The general recommendation for digital cameras is to expose for highlight, leaving the shadows dark. That’s because dark details can be regained using Photoshop, but blown highlights are gone forever.
Contrast and Seeing black as black – One of the drawbacks of pictures with “bad” contrast is that both the blacks and the whites do not look like black and white. The white looks a bit off white and the blacks looks grayish. If you ended up with a picture like this you can use Photoshop (or the gimp) to gain some contrast back. The easy way is to use the curves tool and give a slight S curve. The cooler way is to use the unsharp mask filter in an un-orthodox way. You can read more about Photoshop and curves here.
Contrast and ND Grad filter – Sometimes you can not have it all. The sky is bright and the land is dark (and the moon is the only light you’ll see. Sorry could not resist a good oldie). To even the exposure on your picture, you can use a filter named ND Grad. ND stands for natural density Neutral Density and the Grad part means that light goes from light to dark. So you will darken the sky, while keeping the land unchanged.
Image by vintage red (ND Grad filter used to balance contrast)

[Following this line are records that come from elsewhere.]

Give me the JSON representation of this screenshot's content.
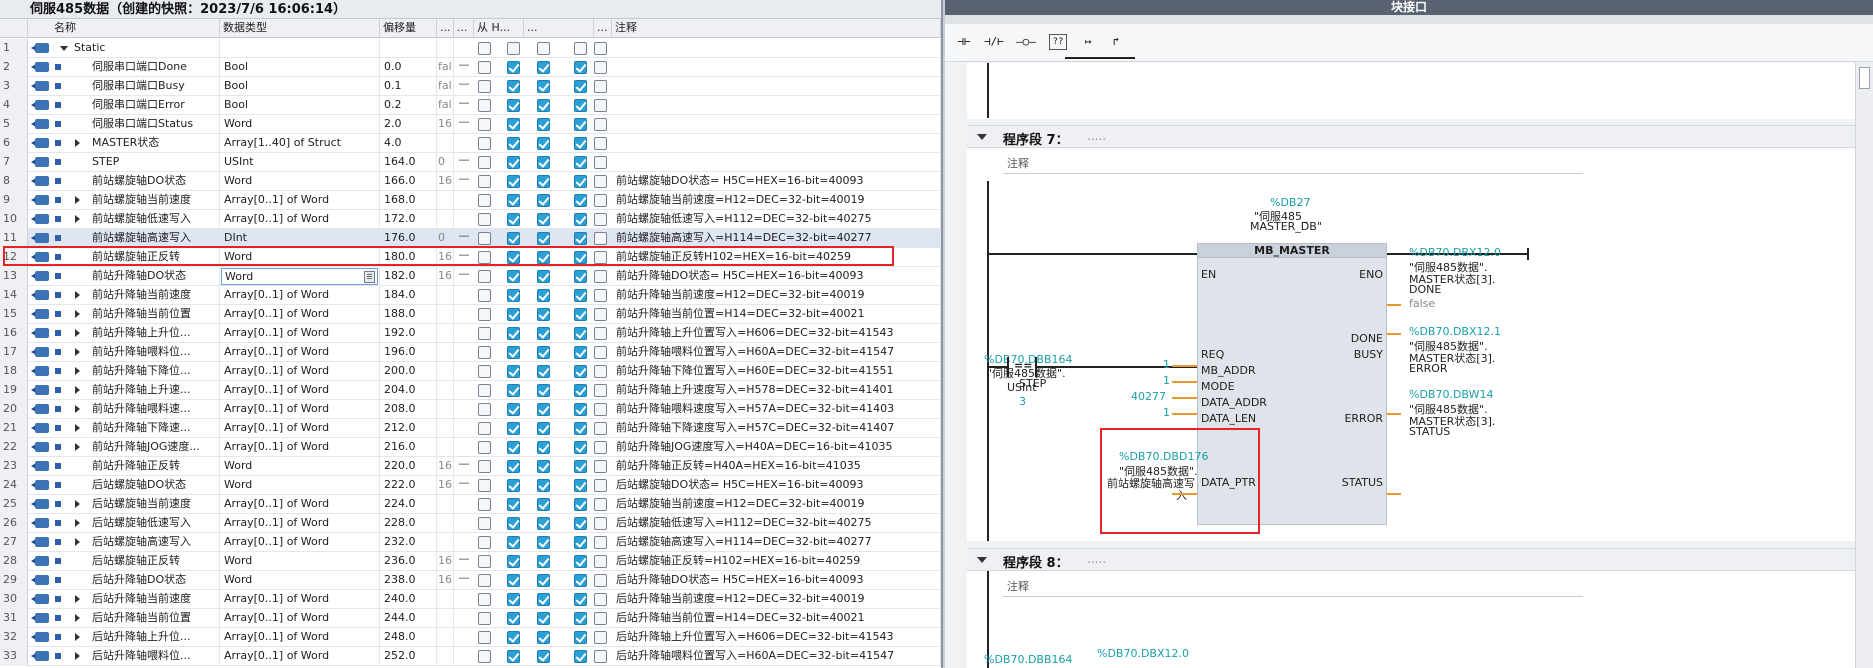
{
  "left_panel": {
    "title": "伺服485数据（创建的快照：2023/7/6 16:06:14）",
    "columns": {
      "name": "名称",
      "dtype": "数据类型",
      "offset": "偏移量",
      "c1": "...",
      "c2": "...",
      "c3": "从 H...",
      "c4": "...",
      "c5": "...",
      "comment": "注释"
    },
    "rows": [
      {
        "n": "1",
        "name": "Static",
        "type": "",
        "off": "",
        "sv": "",
        "dash": "",
        "c": [
          0,
          0,
          0,
          0,
          0
        ],
        "comment": "",
        "expand": "down",
        "indent": 0
      },
      {
        "n": "2",
        "name": "伺服串口端口Done",
        "type": "Bool",
        "off": "0.0",
        "sv": "fal:",
        "dash": "—",
        "c": [
          0,
          1,
          1,
          1,
          0
        ],
        "comment": "",
        "expand": "",
        "indent": 1
      },
      {
        "n": "3",
        "name": "伺服串口端口Busy",
        "type": "Bool",
        "off": "0.1",
        "sv": "fal:",
        "dash": "—",
        "c": [
          0,
          1,
          1,
          1,
          0
        ],
        "comment": "",
        "expand": "",
        "indent": 1
      },
      {
        "n": "4",
        "name": "伺服串口端口Error",
        "type": "Bool",
        "off": "0.2",
        "sv": "fal:",
        "dash": "—",
        "c": [
          0,
          1,
          1,
          1,
          0
        ],
        "comment": "",
        "expand": "",
        "indent": 1
      },
      {
        "n": "5",
        "name": "伺服串口端口Status",
        "type": "Word",
        "off": "2.0",
        "sv": "16",
        "dash": "—",
        "c": [
          0,
          1,
          1,
          1,
          0
        ],
        "comment": "",
        "expand": "",
        "indent": 1
      },
      {
        "n": "6",
        "name": "MASTER状态",
        "type": "Array[1..40] of Struct",
        "off": "4.0",
        "sv": "",
        "dash": "",
        "c": [
          0,
          1,
          1,
          1,
          0
        ],
        "comment": "",
        "expand": "right",
        "indent": 1
      },
      {
        "n": "7",
        "name": "STEP",
        "type": "USInt",
        "off": "164.0",
        "sv": "0",
        "dash": "—",
        "c": [
          0,
          1,
          1,
          1,
          0
        ],
        "comment": "",
        "expand": "",
        "indent": 1
      },
      {
        "n": "8",
        "name": "前站螺旋轴DO状态",
        "type": "Word",
        "off": "166.0",
        "sv": "16",
        "dash": "—",
        "c": [
          0,
          1,
          1,
          1,
          0
        ],
        "comment": "前站螺旋轴DO状态= H5C=HEX=16-bit=40093",
        "expand": "",
        "indent": 1
      },
      {
        "n": "9",
        "name": "前站螺旋轴当前速度",
        "type": "Array[0..1] of Word",
        "off": "168.0",
        "sv": "",
        "dash": "",
        "c": [
          0,
          1,
          1,
          1,
          0
        ],
        "comment": "前站螺旋轴当前速度=H12=DEC=32-bit=40019",
        "expand": "right",
        "indent": 1
      },
      {
        "n": "10",
        "name": "前站螺旋轴低速写入",
        "type": "Array[0..1] of Word",
        "off": "172.0",
        "sv": "",
        "dash": "",
        "c": [
          0,
          1,
          1,
          1,
          0
        ],
        "comment": "前站螺旋轴低速写入=H112=DEC=32-bit=40275",
        "expand": "right",
        "indent": 1
      },
      {
        "n": "11",
        "name": "前站螺旋轴高速写入",
        "type": "DInt",
        "off": "176.0",
        "sv": "0",
        "dash": "—",
        "c": [
          0,
          1,
          1,
          1,
          0
        ],
        "comment": "前站螺旋轴高速写入=H114=DEC=32-bit=40277",
        "expand": "",
        "indent": 1
      },
      {
        "n": "12",
        "name": "前站螺旋轴正反转",
        "type": "Word",
        "off": "180.0",
        "sv": "16",
        "dash": "—",
        "c": [
          0,
          1,
          1,
          1,
          0
        ],
        "comment": "前站螺旋轴正反转H102=HEX=16-bit=40259",
        "expand": "",
        "indent": 1
      },
      {
        "n": "13",
        "name": "前站升降轴DO状态",
        "type": "Word",
        "off": "182.0",
        "sv": "16",
        "dash": "—",
        "c": [
          0,
          1,
          1,
          1,
          0
        ],
        "comment": "前站升降轴DO状态= H5C=HEX=16-bit=40093",
        "expand": "",
        "indent": 1
      },
      {
        "n": "14",
        "name": "前站升降轴当前速度",
        "type": "Array[0..1] of Word",
        "off": "184.0",
        "sv": "",
        "dash": "",
        "c": [
          0,
          1,
          1,
          1,
          0
        ],
        "comment": "前站升降轴当前速度=H12=DEC=32-bit=40019",
        "expand": "right",
        "indent": 1
      },
      {
        "n": "15",
        "name": "前站升降轴当前位置",
        "type": "Array[0..1] of Word",
        "off": "188.0",
        "sv": "",
        "dash": "",
        "c": [
          0,
          1,
          1,
          1,
          0
        ],
        "comment": "前站升降轴当前位置=H14=DEC=32-bit=40021",
        "expand": "right",
        "indent": 1
      },
      {
        "n": "16",
        "name": "前站升降轴上升位...",
        "type": "Array[0..1] of Word",
        "off": "192.0",
        "sv": "",
        "dash": "",
        "c": [
          0,
          1,
          1,
          1,
          0
        ],
        "comment": "前站升降轴上升位置写入=H606=DEC=32-bit=41543",
        "expand": "right",
        "indent": 1
      },
      {
        "n": "17",
        "name": "前站升降轴喂料位...",
        "type": "Array[0..1] of Word",
        "off": "196.0",
        "sv": "",
        "dash": "",
        "c": [
          0,
          1,
          1,
          1,
          0
        ],
        "comment": "前站升降轴喂料位置写入=H60A=DEC=32-bit=41547",
        "expand": "right",
        "indent": 1
      },
      {
        "n": "18",
        "name": "前站升降轴下降位...",
        "type": "Array[0..1] of Word",
        "off": "200.0",
        "sv": "",
        "dash": "",
        "c": [
          0,
          1,
          1,
          1,
          0
        ],
        "comment": "前站升降轴下降位置写入=H60E=DEC=32-bit=41551",
        "expand": "right",
        "indent": 1
      },
      {
        "n": "19",
        "name": "前站升降轴上升速...",
        "type": "Array[0..1] of Word",
        "off": "204.0",
        "sv": "",
        "dash": "",
        "c": [
          0,
          1,
          1,
          1,
          0
        ],
        "comment": "前站升降轴上升速度写入=H578=DEC=32-bit=41401",
        "expand": "right",
        "indent": 1
      },
      {
        "n": "20",
        "name": "前站升降轴喂料速...",
        "type": "Array[0..1] of Word",
        "off": "208.0",
        "sv": "",
        "dash": "",
        "c": [
          0,
          1,
          1,
          1,
          0
        ],
        "comment": "前站升降轴喂料速度写入=H57A=DEC=32-bit=41403",
        "expand": "right",
        "indent": 1
      },
      {
        "n": "21",
        "name": "前站升降轴下降速...",
        "type": "Array[0..1] of Word",
        "off": "212.0",
        "sv": "",
        "dash": "",
        "c": [
          0,
          1,
          1,
          1,
          0
        ],
        "comment": "前站升降轴下降速度写入=H57C=DEC=32-bit=41407",
        "expand": "right",
        "indent": 1
      },
      {
        "n": "22",
        "name": "前站升降轴JOG速度...",
        "type": "Array[0..1] of Word",
        "off": "216.0",
        "sv": "",
        "dash": "",
        "c": [
          0,
          1,
          1,
          1,
          0
        ],
        "comment": "前站升降轴JOG速度写入=H40A=DEC=16-bit=41035",
        "expand": "right",
        "indent": 1
      },
      {
        "n": "23",
        "name": "前站升降轴正反转",
        "type": "Word",
        "off": "220.0",
        "sv": "16",
        "dash": "—",
        "c": [
          0,
          1,
          1,
          1,
          0
        ],
        "comment": "前站升降轴正反转=H40A=HEX=16-bit=41035",
        "expand": "",
        "indent": 1
      },
      {
        "n": "24",
        "name": "后站螺旋轴DO状态",
        "type": "Word",
        "off": "222.0",
        "sv": "16",
        "dash": "—",
        "c": [
          0,
          1,
          1,
          1,
          0
        ],
        "comment": "后站螺旋轴DO状态= H5C=HEX=16-bit=40093",
        "expand": "",
        "indent": 1
      },
      {
        "n": "25",
        "name": "后站螺旋轴当前速度",
        "type": "Array[0..1] of Word",
        "off": "224.0",
        "sv": "",
        "dash": "",
        "c": [
          0,
          1,
          1,
          1,
          0
        ],
        "comment": "后站螺旋轴当前速度=H12=DEC=32-bit=40019",
        "expand": "right",
        "indent": 1
      },
      {
        "n": "26",
        "name": "后站螺旋轴低速写入",
        "type": "Array[0..1] of Word",
        "off": "228.0",
        "sv": "",
        "dash": "",
        "c": [
          0,
          1,
          1,
          1,
          0
        ],
        "comment": "后站螺旋轴低速写入=H112=DEC=32-bit=40275",
        "expand": "right",
        "indent": 1
      },
      {
        "n": "27",
        "name": "后站螺旋轴高速写入",
        "type": "Array[0..1] of Word",
        "off": "232.0",
        "sv": "",
        "dash": "",
        "c": [
          0,
          1,
          1,
          1,
          0
        ],
        "comment": "后站螺旋轴高速写入=H114=DEC=32-bit=40277",
        "expand": "right",
        "indent": 1
      },
      {
        "n": "28",
        "name": "后站螺旋轴正反转",
        "type": "Word",
        "off": "236.0",
        "sv": "16",
        "dash": "—",
        "c": [
          0,
          1,
          1,
          1,
          0
        ],
        "comment": "后站螺旋轴正反转=H102=HEX=16-bit=40259",
        "expand": "",
        "indent": 1
      },
      {
        "n": "29",
        "name": "后站升降轴DO状态",
        "type": "Word",
        "off": "238.0",
        "sv": "16",
        "dash": "—",
        "c": [
          0,
          1,
          1,
          1,
          0
        ],
        "comment": "后站升降轴DO状态= H5C=HEX=16-bit=40093",
        "expand": "",
        "indent": 1
      },
      {
        "n": "30",
        "name": "后站升降轴当前速度",
        "type": "Array[0..1] of Word",
        "off": "240.0",
        "sv": "",
        "dash": "",
        "c": [
          0,
          1,
          1,
          1,
          0
        ],
        "comment": "后站升降轴当前速度=H12=DEC=32-bit=40019",
        "expand": "right",
        "indent": 1
      },
      {
        "n": "31",
        "name": "后站升降轴当前位置",
        "type": "Array[0..1] of Word",
        "off": "244.0",
        "sv": "",
        "dash": "",
        "c": [
          0,
          1,
          1,
          1,
          0
        ],
        "comment": "后站升降轴当前位置=H14=DEC=32-bit=40021",
        "expand": "right",
        "indent": 1
      },
      {
        "n": "32",
        "name": "后站升降轴上升位...",
        "type": "Array[0..1] of Word",
        "off": "248.0",
        "sv": "",
        "dash": "",
        "c": [
          0,
          1,
          1,
          1,
          0
        ],
        "comment": "后站升降轴上升位置写入=H606=DEC=32-bit=41543",
        "expand": "right",
        "indent": 1
      },
      {
        "n": "33",
        "name": "后站升降轴喂料位...",
        "type": "Array[0..1] of Word",
        "off": "252.0",
        "sv": "",
        "dash": "",
        "c": [
          0,
          1,
          1,
          1,
          0
        ],
        "comment": "后站升降轴喂料位置写入=H60A=DEC=32-bit=41547",
        "expand": "right",
        "indent": 1
      }
    ],
    "selected_row": "11",
    "editing_row": "13",
    "editing_value": "Word"
  },
  "right_panel": {
    "title": "块接口",
    "toolbar": [
      "⊣⊢",
      "⊣/⊢",
      "–○–",
      "??",
      "↦",
      "↱"
    ],
    "network7": {
      "title": "程序段 7：",
      "dots": ".....",
      "comment": "注释",
      "block_addr": "%DB27",
      "block_name1": "\"伺服485_",
      "block_name2": "MASTER_DB\"",
      "block_type": "MB_MASTER",
      "en": "EN",
      "eno": "ENO",
      "step_addr": "%DB70.DBB164",
      "step_name1": "\"伺服485数据\".",
      "step_name2": "STEP",
      "cmp_op": "==",
      "cmp_type": "USInt",
      "cmp_val": "3",
      "req": "REQ",
      "mb_addr_val": "1",
      "mb_addr": "MB_ADDR",
      "mode_val": "1",
      "mode": "MODE",
      "data_addr_val": "40277",
      "data_addr": "DATA_ADDR",
      "data_len_val": "1",
      "data_len": "DATA_LEN",
      "data_ptr_addr": "%DB70.DBD176",
      "data_ptr_name1": "\"伺服485数据\".",
      "data_ptr_name2": "前站螺旋轴高速写",
      "data_ptr_name3": "入",
      "data_ptr": "DATA_PTR",
      "done": "DONE",
      "busy": "BUSY",
      "busy_val": "false",
      "error": "ERROR",
      "status": "STATUS",
      "done_addr": "%DB70.DBX12.0",
      "done_n1": "\"伺服485数据\".",
      "done_n2": "MASTER状态[3].",
      "done_n3": "DONE",
      "err_addr": "%DB70.DBX12.1",
      "err_n1": "\"伺服485数据\".",
      "err_n2": "MASTER状态[3].",
      "err_n3": "ERROR",
      "st_addr": "%DB70.DBW14",
      "st_n1": "\"伺服485数据\".",
      "st_n2": "MASTER状态[3].",
      "st_n3": "STATUS"
    },
    "network8": {
      "title": "程序段 8：",
      "dots": ".....",
      "comment": "注释",
      "addr1": "%DB70.DBB164",
      "addr2": "%DB70.DBX12.0"
    }
  },
  "colors": {
    "accent": "#2aa0d6",
    "highlight": "#e82222",
    "teal": "#1aa0a8",
    "wire": "#e69a2a"
  }
}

Contrast and weather – On sunny days, when the sun is out and shining, you are getting very bright light, which makes shooting easy. The down side, however, is that direct sun creates a lot of contrast. If you are shooting portraits, you should watch out for disturbing shadows. You have two alternatives – place your subject in the shade or pop up a fill flash. When the skies are cloudy or partly cloudy, you will have less contrast in your pictures. You can measure the amount of contrast by looking at a shade. If it is sharp – you are in a “contrasty setting”; if it is smooth, you are in a low contrast environment. One of the cool things you can do is place the sun behind your subject. The contrast will emphasize the contour lines of your subject.
Image by ~k~ (back lit by the sun)
Contrast and fill flash – If you are shooting on a sunny day, you may want to use a fill flash. A fill flash is just your regular flash, set in a way that it only gives little light, which does not overcome your main light. The light produced by the flash, however, will open up shadows in your picture.
Contrast and texture – High contrast helps to display texture in subjects. The best way to use the sun’s light (or any other hard light source) is to place it perpendicular to the texture line you want to expose.
Image by Poppy Wright (shot in hard sun light)